[Items from an interface collection]
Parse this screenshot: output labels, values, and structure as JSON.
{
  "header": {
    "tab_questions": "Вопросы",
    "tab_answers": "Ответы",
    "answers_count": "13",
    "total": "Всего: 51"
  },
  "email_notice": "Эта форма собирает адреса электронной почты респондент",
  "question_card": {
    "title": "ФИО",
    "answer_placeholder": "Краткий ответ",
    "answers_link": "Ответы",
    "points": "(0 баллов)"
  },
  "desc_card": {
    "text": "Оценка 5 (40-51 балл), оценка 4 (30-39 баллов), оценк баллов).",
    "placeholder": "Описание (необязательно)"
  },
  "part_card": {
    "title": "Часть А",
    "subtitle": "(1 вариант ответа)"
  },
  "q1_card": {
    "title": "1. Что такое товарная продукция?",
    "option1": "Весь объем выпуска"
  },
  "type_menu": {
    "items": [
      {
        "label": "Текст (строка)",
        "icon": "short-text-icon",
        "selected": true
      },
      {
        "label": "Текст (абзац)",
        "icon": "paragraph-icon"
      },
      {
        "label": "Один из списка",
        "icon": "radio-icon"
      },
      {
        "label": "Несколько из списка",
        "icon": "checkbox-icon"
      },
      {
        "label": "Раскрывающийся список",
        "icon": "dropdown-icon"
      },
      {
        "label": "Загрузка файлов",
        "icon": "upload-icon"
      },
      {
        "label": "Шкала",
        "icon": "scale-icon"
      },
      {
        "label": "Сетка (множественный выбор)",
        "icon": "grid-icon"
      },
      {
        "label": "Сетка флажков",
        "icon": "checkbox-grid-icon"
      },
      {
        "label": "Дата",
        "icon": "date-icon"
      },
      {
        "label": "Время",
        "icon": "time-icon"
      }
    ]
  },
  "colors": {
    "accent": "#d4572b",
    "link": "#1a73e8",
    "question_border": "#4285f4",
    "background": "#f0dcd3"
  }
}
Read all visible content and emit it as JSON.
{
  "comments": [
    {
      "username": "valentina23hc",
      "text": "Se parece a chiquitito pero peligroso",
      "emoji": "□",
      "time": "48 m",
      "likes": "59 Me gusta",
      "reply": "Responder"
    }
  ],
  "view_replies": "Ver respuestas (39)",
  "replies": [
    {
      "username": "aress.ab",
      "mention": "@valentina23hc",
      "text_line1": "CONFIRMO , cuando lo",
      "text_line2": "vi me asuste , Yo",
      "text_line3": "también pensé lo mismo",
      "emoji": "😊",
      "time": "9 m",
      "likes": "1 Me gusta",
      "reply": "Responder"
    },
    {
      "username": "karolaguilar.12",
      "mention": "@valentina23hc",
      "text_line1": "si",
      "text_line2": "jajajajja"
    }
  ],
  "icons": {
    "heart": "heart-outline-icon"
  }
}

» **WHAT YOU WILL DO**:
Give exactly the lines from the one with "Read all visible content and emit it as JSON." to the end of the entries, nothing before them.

» **WORKED SOLUTION**:
Read all visible content and emit it as JSON.
{
  "comments": [
    {
      "username": "valentina23hc",
      "text": "Se parece a chiquitito pero peligroso",
      "emoji": "□",
      "time": "48 m",
      "likes": "59 Me gusta",
      "reply": "Responder"
    }
  ],
  "view_replies": "Ver respuestas (39)",
  "replies": [
    {
      "username": "aress.ab",
      "mention": "@valentina23hc",
      "text_line1": "CONFIRMO , cuando lo",
      "text_line2": "vi me asuste , Yo",
      "text_line3": "también pensé lo mismo",
      "emoji": "😊",
      "time": "9 m",
      "likes": "1 Me gusta",
      "reply": "Responder"
    },
    {
      "username": "karolaguilar.12",
      "mention": "@valentina23hc",
      "text_line1": "si",
      "text_line2": "jajajajja"
    }
  ],
  "icons": {
    "heart": "heart-outline-icon"
  }
}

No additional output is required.